*** Begin section ***

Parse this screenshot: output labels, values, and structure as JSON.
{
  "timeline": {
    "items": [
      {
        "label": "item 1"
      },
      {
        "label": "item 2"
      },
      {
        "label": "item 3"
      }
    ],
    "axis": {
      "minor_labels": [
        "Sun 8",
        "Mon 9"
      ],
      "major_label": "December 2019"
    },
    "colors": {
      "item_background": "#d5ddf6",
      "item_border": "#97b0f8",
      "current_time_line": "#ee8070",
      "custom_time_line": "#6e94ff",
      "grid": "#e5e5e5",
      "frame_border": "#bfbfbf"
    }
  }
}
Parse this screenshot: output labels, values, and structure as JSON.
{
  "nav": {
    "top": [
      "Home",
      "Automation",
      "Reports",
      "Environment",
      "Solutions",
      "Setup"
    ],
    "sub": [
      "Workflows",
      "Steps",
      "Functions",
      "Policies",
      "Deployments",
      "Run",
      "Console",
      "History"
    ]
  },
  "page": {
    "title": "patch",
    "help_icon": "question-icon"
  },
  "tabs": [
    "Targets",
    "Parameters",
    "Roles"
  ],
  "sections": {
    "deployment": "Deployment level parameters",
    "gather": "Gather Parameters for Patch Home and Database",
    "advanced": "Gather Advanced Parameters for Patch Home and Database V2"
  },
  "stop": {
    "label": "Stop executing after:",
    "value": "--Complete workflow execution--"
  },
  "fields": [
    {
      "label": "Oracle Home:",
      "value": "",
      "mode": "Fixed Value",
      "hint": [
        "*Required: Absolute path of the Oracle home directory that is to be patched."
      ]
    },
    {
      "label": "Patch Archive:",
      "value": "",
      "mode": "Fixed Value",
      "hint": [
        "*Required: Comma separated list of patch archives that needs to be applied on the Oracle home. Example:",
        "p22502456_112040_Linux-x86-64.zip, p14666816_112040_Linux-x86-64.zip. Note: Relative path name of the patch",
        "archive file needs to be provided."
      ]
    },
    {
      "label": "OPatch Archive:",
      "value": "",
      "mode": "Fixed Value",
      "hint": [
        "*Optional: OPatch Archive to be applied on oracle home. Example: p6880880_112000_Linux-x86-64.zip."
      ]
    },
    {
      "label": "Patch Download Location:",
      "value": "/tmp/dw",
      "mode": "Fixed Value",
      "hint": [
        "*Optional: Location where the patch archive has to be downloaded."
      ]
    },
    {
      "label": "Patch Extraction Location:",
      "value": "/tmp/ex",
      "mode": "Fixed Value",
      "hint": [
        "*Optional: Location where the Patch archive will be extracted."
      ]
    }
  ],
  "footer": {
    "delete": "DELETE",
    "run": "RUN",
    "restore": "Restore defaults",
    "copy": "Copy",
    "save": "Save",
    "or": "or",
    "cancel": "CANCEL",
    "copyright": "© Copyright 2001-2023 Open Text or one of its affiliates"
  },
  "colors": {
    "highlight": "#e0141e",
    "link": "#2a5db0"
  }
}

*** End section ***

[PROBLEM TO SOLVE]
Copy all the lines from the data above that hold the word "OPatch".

[COMPLETED EXERCISE]
      "label": "OPatch Archive:",
        "*Optional: OPatch Archive to be applied on oracle home. Example: p6880880_112000_Linux-x86-64.zip."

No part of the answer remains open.